**What the task asks**
Your answer should be the data below, reproduced with nothing changed.

**Supplied records**
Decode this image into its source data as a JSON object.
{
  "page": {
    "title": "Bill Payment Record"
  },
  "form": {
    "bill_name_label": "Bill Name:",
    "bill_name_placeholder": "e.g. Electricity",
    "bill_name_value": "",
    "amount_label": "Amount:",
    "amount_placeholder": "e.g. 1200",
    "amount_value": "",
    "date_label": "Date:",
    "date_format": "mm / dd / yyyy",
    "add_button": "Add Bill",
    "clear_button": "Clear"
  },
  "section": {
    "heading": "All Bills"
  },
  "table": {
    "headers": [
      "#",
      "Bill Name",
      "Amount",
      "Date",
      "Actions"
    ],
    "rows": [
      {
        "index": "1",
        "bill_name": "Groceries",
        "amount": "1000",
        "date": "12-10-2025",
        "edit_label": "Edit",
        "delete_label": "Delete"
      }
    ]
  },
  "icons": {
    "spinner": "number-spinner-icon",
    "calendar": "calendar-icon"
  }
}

**Result**
Decode this image into its source data as a JSON object.
{
  "page": {
    "title": "Bill Payment Record"
  },
  "form": {
    "bill_name_label": "Bill Name:",
    "bill_name_placeholder": "e.g. Electricity",
    "bill_name_value": "",
    "amount_label": "Amount:",
    "amount_placeholder": "e.g. 1200",
    "amount_value": "",
    "date_label": "Date:",
    "date_format": "mm / dd / yyyy",
    "add_button": "Add Bill",
    "clear_button": "Clear"
  },
  "section": {
    "heading": "All Bills"
  },
  "table": {
    "headers": [
      "#",
      "Bill Name",
      "Amount",
      "Date",
      "Actions"
    ],
    "rows": [
      {
        "index": "1",
        "bill_name": "Groceries",
        "amount": "1000",
        "date": "12-10-2025",
        "edit_label": "Edit",
        "delete_label": "Delete"
      }
    ]
  },
  "icons": {
    "spinner": "number-spinner-icon",
    "calendar": "calendar-icon"
  }
}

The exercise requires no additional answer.